Although the basic gameplay of "The Beatles: Rock Band" is similar to past "Rock Band" games, there's one notable addition: three-part harmony. The developers of the game have added the ability for three players to sing at once and even harmonize with one another to get extra points. MTV News spoke to Josh Randall, creative director behind "The Beatles: Rock Band," to find out just how this innovative feature came to be.
Randall said the idea started out simply. "I think we were just trying to find features that would be very Beatles-y. Typically, on Friday nights here, we go down to the pub and afterwards come back up and play 'Rock Band.' What I noticed, we would get 10 or 20 people playing, but of course only three or four people can interact with the game. But a bunch of other people in the room would be singing along. So I was thinking, 'I wish there was a way we could plug in some extra microphones, so the other people could sing along.' Especially Beatles tunes, since everyone already knows the lyrics, it just makes sense.
It was around that time that the developers had been listening to a ton of Beatles music and noticed that the signature sound for their music was a really powerful three-part vocal harmony. From there, they made it a priority to get the feature in the game.
"It's really cool the way it turned out," Randall said. "In the game, if you wanna just sing the main line, you can. But if you want, you can try and sing the vocal harmony. And if you try and sing vocal harmony, you won't lose points if you screw it up. It'll only add to your points. And if you need to practice to get a better understanding about how harmonies work and sound, we have a whole practice mode where you can listen to any portion of a song."

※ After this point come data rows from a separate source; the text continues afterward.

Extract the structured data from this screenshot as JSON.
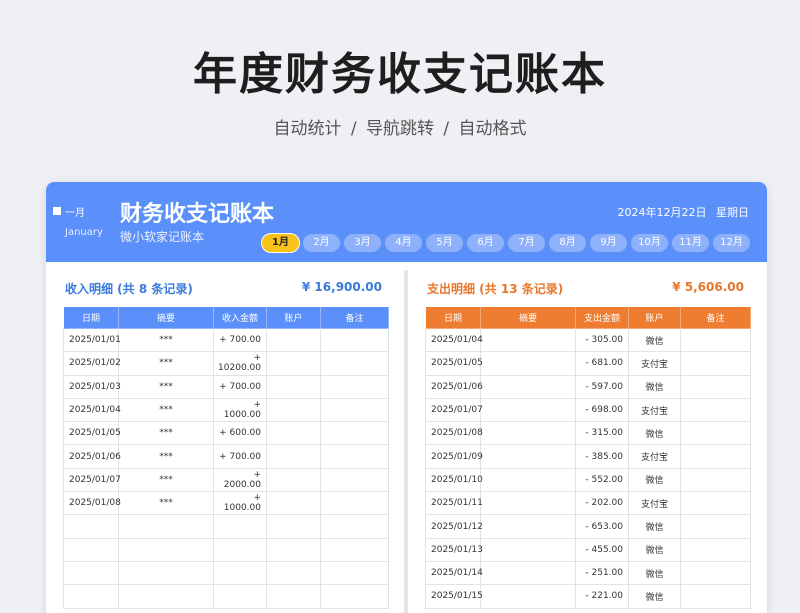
{
  "hero": {
    "title": "年度财务收支记账本",
    "subtitle": "自动统计  /  导航跳转    /  自动格式"
  },
  "header": {
    "month_cn": "一月",
    "month_en": "January",
    "title": "财务收支记账本",
    "subtitle": "微小软家记账本",
    "date": "2024年12月22日  星期日"
  },
  "tabs": [
    "1月",
    "2月",
    "3月",
    "4月",
    "5月",
    "6月",
    "7月",
    "8月",
    "9月",
    "10月",
    "11月",
    "12月"
  ],
  "income": {
    "title": "收入明细 (共 8 条记录)",
    "total": "¥ 16,900.00",
    "columns": [
      "日期",
      "摘要",
      "收入金额",
      "账户",
      "备注"
    ],
    "rows": [
      [
        "2025/01/01",
        "***",
        "+ 700.00",
        "",
        ""
      ],
      [
        "2025/01/02",
        "***",
        "+ 10200.00",
        "",
        ""
      ],
      [
        "2025/01/03",
        "***",
        "+ 700.00",
        "",
        ""
      ],
      [
        "2025/01/04",
        "***",
        "+ 1000.00",
        "",
        ""
      ],
      [
        "2025/01/05",
        "***",
        "+ 600.00",
        "",
        ""
      ],
      [
        "2025/01/06",
        "***",
        "+ 700.00",
        "",
        ""
      ],
      [
        "2025/01/07",
        "***",
        "+ 2000.00",
        "",
        ""
      ],
      [
        "2025/01/08",
        "***",
        "+ 1000.00",
        "",
        ""
      ],
      [
        "",
        "",
        "",
        "",
        ""
      ],
      [
        "",
        "",
        "",
        "",
        ""
      ],
      [
        "",
        "",
        "",
        "",
        ""
      ],
      [
        "",
        "",
        "",
        "",
        ""
      ]
    ]
  },
  "expense": {
    "title": "支出明细 (共 13 条记录)",
    "total": "¥ 5,606.00",
    "columns": [
      "日期",
      "摘要",
      "支出金额",
      "账户",
      "备注"
    ],
    "rows": [
      [
        "2025/01/04",
        "",
        "- 305.00",
        "微信",
        ""
      ],
      [
        "2025/01/05",
        "",
        "- 681.00",
        "支付宝",
        ""
      ],
      [
        "2025/01/06",
        "",
        "- 597.00",
        "微信",
        ""
      ],
      [
        "2025/01/07",
        "",
        "- 698.00",
        "支付宝",
        ""
      ],
      [
        "2025/01/08",
        "",
        "- 315.00",
        "微信",
        ""
      ],
      [
        "2025/01/09",
        "",
        "- 385.00",
        "支付宝",
        ""
      ],
      [
        "2025/01/10",
        "",
        "- 552.00",
        "微信",
        ""
      ],
      [
        "2025/01/11",
        "",
        "- 202.00",
        "支付宝",
        ""
      ],
      [
        "2025/01/12",
        "",
        "- 653.00",
        "微信",
        ""
      ],
      [
        "2025/01/13",
        "",
        "- 455.00",
        "微信",
        ""
      ],
      [
        "2025/01/14",
        "",
        "- 251.00",
        "微信",
        ""
      ],
      [
        "2025/01/15",
        "",
        "- 221.00",
        "微信",
        ""
      ]
    ]
  },
  "colors": {
    "accent_blue": "#5b8ff9",
    "accent_orange": "#ef7d31",
    "active_tab": "#f7c318"
  }
}
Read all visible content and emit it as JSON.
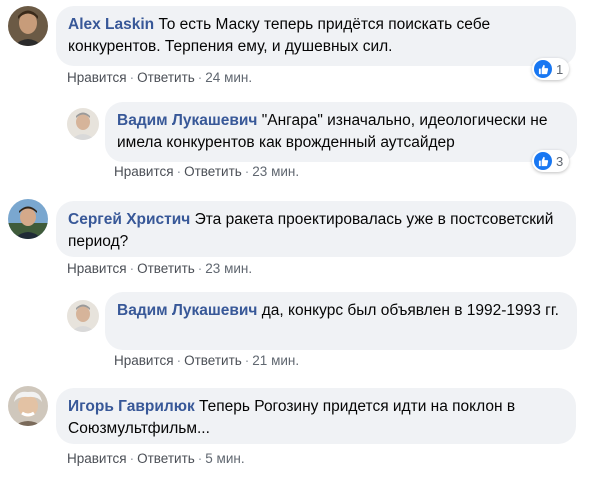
{
  "ui": {
    "accent": "#385898",
    "bubble_bg": "#f0f2f5",
    "like_color": "#1877f2"
  },
  "comments": [
    {
      "author": "Alex Laskin",
      "text": "То есть Маску теперь придётся поискать себе конкурентов. Терпения ему, и душевных сил.",
      "like": "Нравится",
      "reply": "Ответить",
      "time": "24 мин.",
      "reactions": "1",
      "reaction_icon": "thumbs-up-icon"
    },
    {
      "author": "Вадим Лукашевич",
      "text": "\"Ангара\" изначально, идеологически не имела конкурентов как врожденный аутсайдер",
      "like": "Нравится",
      "reply": "Ответить",
      "time": "23 мин.",
      "reactions": "3",
      "reaction_icon": "thumbs-up-icon"
    },
    {
      "author": "Сергей Христич",
      "text": "Эта ракета проектировалась уже в постсоветский период?",
      "like": "Нравится",
      "reply": "Ответить",
      "time": "23 мин."
    },
    {
      "author": "Вадим Лукашевич",
      "text": "да, конкурс был объявлен в 1992-1993 гг.",
      "like": "Нравится",
      "reply": "Ответить",
      "time": "21 мин."
    },
    {
      "author": "Игорь Гаврилюк",
      "text": "Теперь Рогозину придется идти на поклон в Союзмультфильм...",
      "like": "Нравится",
      "reply": "Ответить",
      "time": "5 мин."
    }
  ],
  "separator": "·"
}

But even with those features, the developers weren't certain that people would be able to take to harmonizing so easily. "We were concerned that this would be too much of a leap for players, 'cause a lot of people don't know how to sing harmony, but we had a lot of focus tests, and people picked it right up. Then I was at E3, we had a party there, and I was so surprised. People were almost instantly singing in harmony together. It was amazing. Being in a room with people singing in harmony is amazing. It sounds so good, and it just makes you feel good. I'm pretty psyched that I get to have a job where I'm encouraging the world to sing harmony together."

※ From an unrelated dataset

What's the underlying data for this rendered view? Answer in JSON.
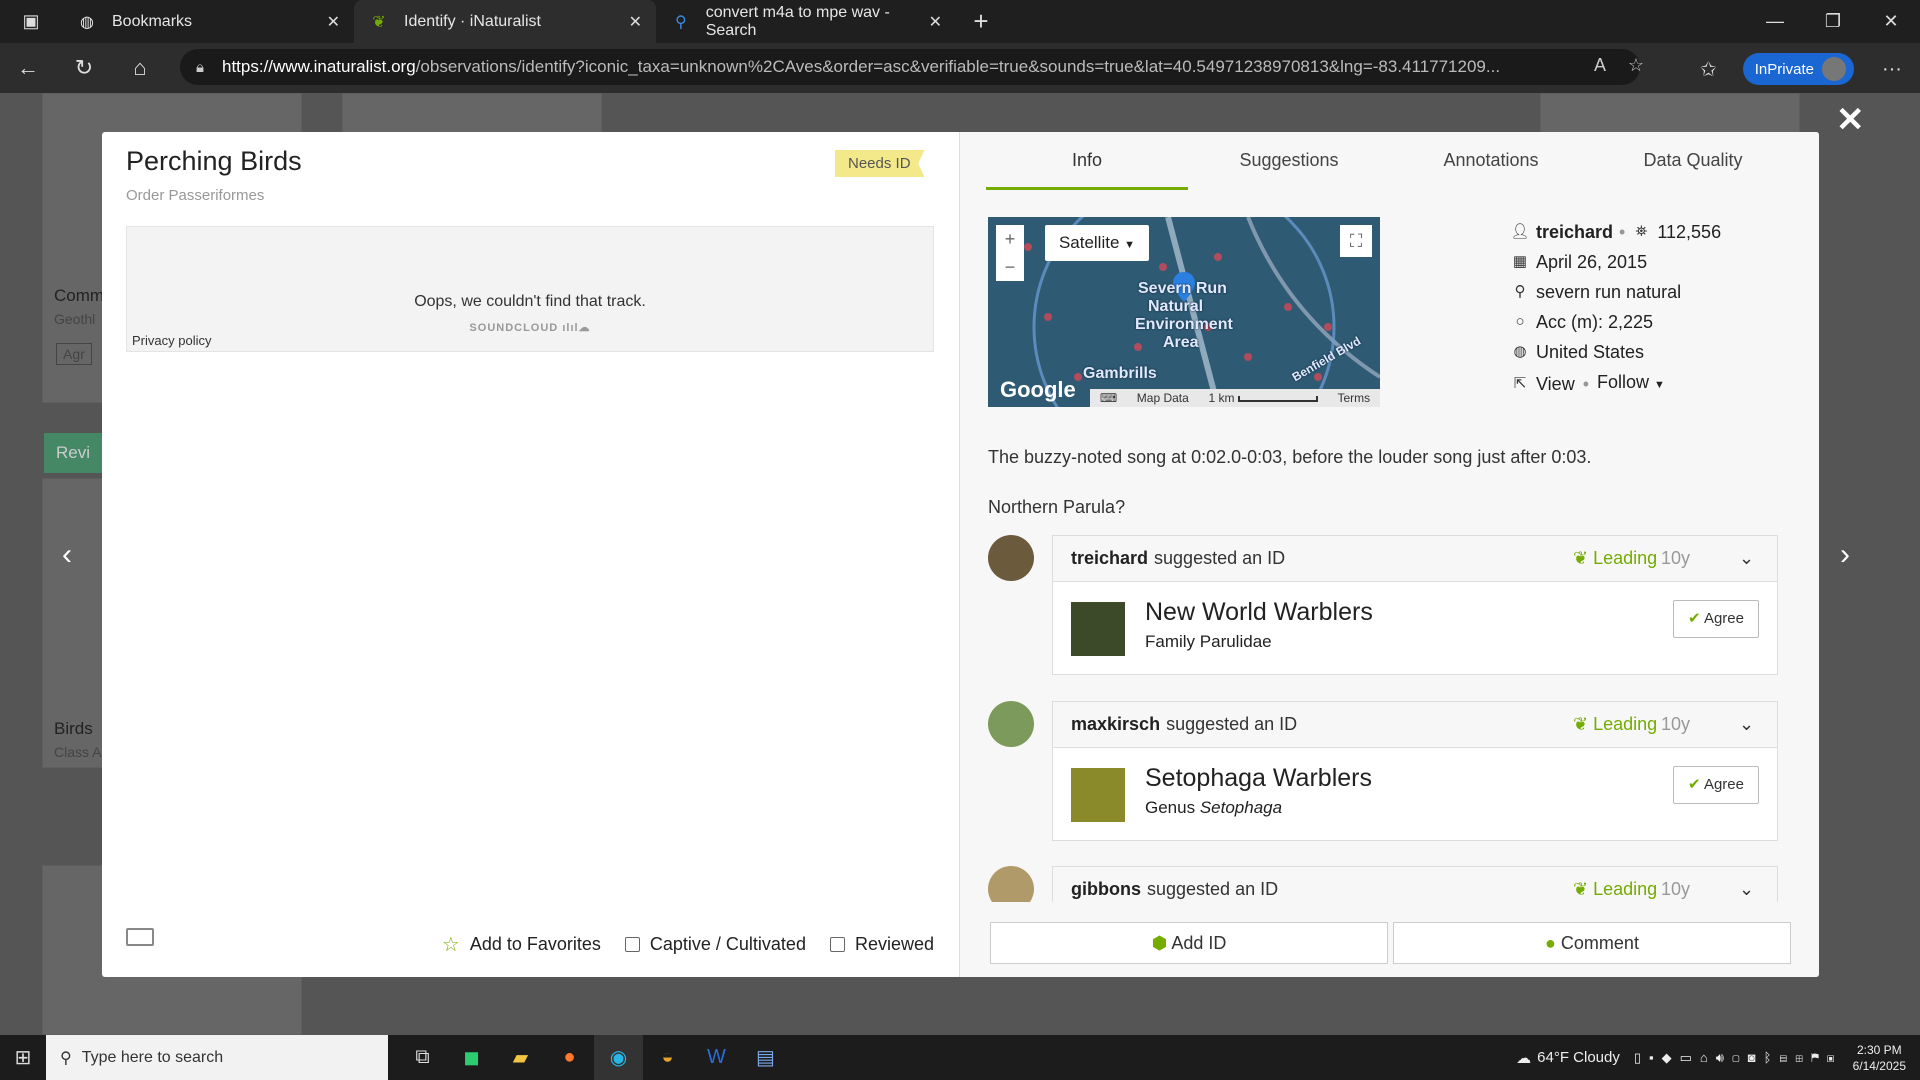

For more on "The Beatles: Rock Band" check out Multiplayer.MTV.com.